■ Exercise objective
Pull every line that includes the word "legend" from the data.

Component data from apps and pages
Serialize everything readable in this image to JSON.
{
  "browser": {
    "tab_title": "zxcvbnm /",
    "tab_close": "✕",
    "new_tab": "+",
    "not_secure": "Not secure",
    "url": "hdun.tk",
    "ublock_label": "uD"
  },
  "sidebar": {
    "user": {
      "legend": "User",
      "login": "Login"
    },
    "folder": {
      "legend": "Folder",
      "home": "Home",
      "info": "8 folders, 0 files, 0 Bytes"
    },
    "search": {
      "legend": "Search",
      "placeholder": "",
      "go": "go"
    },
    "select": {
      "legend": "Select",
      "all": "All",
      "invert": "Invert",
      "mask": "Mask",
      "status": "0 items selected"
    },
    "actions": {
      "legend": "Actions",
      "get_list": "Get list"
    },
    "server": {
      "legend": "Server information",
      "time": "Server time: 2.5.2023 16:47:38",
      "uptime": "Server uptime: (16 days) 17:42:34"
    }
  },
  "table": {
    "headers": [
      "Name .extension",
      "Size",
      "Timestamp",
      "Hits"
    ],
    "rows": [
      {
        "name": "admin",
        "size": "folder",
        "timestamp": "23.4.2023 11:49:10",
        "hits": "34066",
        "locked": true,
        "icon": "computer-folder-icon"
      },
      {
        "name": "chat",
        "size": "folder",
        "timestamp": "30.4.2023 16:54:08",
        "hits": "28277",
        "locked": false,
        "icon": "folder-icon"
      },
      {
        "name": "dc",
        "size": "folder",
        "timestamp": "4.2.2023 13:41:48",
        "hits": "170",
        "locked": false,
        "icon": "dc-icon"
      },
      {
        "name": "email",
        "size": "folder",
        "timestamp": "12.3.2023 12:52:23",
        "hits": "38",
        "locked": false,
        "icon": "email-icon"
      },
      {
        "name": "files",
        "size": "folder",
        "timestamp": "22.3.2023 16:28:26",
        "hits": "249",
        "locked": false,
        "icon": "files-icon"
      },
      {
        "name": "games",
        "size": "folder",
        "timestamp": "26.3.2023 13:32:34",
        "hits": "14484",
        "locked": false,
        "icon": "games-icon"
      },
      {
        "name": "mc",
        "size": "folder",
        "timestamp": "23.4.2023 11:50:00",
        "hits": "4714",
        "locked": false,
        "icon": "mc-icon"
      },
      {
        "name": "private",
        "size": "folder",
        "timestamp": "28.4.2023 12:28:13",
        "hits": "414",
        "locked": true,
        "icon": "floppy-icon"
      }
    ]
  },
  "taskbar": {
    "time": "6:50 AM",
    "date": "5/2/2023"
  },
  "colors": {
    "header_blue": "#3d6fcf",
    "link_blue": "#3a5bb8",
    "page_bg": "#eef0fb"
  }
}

■ Solution to this exercise
      "legend": "User",
      "legend": "Folder",
      "legend": "Search",
      "legend": "Select",
      "legend": "Actions",
      "legend": "Server information",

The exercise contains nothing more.